What follows is a set of records. Repeat every one of them exactly.
[Stored data — start]
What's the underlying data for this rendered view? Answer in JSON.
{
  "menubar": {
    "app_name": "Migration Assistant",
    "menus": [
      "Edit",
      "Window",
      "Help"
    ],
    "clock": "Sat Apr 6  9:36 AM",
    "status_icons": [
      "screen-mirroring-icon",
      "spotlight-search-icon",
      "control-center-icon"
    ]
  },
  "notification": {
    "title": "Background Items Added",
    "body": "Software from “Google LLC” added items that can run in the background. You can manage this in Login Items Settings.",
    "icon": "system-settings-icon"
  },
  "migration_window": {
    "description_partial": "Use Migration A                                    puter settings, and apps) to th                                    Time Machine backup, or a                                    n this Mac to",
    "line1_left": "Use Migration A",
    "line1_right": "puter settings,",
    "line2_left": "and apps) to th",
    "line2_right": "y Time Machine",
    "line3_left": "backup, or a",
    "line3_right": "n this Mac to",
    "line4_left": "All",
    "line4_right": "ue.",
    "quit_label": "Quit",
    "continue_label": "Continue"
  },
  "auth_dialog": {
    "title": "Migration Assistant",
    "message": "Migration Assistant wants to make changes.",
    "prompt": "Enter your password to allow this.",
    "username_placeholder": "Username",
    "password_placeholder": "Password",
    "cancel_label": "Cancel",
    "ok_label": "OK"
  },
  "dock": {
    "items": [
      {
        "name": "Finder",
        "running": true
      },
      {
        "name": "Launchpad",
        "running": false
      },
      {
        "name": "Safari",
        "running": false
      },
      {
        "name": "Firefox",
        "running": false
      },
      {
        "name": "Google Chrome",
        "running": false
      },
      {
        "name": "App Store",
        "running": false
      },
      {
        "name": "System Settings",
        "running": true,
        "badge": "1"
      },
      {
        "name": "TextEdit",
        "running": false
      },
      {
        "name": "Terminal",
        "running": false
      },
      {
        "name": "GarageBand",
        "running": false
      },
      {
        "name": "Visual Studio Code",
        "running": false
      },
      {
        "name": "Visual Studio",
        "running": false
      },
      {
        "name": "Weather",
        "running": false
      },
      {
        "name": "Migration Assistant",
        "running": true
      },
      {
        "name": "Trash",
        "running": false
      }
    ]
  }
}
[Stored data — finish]
§ **Output**:
What's the underlying data for this rendered view? Answer in JSON.
{
  "menubar": {
    "app_name": "Migration Assistant",
    "menus": [
      "Edit",
      "Window",
      "Help"
    ],
    "clock": "Sat Apr 6  9:36 AM",
    "status_icons": [
      "screen-mirroring-icon",
      "spotlight-search-icon",
      "control-center-icon"
    ]
  },
  "notification": {
    "title": "Background Items Added",
    "body": "Software from “Google LLC” added items that can run in the background. You can manage this in Login Items Settings.",
    "icon": "system-settings-icon"
  },
  "migration_window": {
    "description_partial": "Use Migration A                                    puter settings, and apps) to th                                    Time Machine backup, or a                                    n this Mac to",
    "line1_left": "Use Migration A",
    "line1_right": "puter settings,",
    "line2_left": "and apps) to th",
    "line2_right": "y Time Machine",
    "line3_left": "backup, or a",
    "line3_right": "n this Mac to",
    "line4_left": "All",
    "line4_right": "ue.",
    "quit_label": "Quit",
    "continue_label": "Continue"
  },
  "auth_dialog": {
    "title": "Migration Assistant",
    "message": "Migration Assistant wants to make changes.",
    "prompt": "Enter your password to allow this.",
    "username_placeholder": "Username",
    "password_placeholder": "Password",
    "cancel_label": "Cancel",
    "ok_label": "OK"
  },
  "dock": {
    "items": [
      {
        "name": "Finder",
        "running": true
      },
      {
        "name": "Launchpad",
        "running": false
      },
      {
        "name": "Safari",
        "running": false
      },
      {
        "name": "Firefox",
        "running": false
      },
      {
        "name": "Google Chrome",
        "running": false
      },
      {
        "name": "App Store",
        "running": false
      },
      {
        "name": "System Settings",
        "running": true,
        "badge": "1"
      },
      {
        "name": "TextEdit",
        "running": false
      },
      {
        "name": "Terminal",
        "running": false
      },
      {
        "name": "GarageBand",
        "running": false
      },
      {
        "name": "Visual Studio Code",
        "running": false
      },
      {
        "name": "Visual Studio",
        "running": false
      },
      {
        "name": "Weather",
        "running": false
      },
      {
        "name": "Migration Assistant",
        "running": true
      },
      {
        "name": "Trash",
        "running": false
      }
    ]
  }
}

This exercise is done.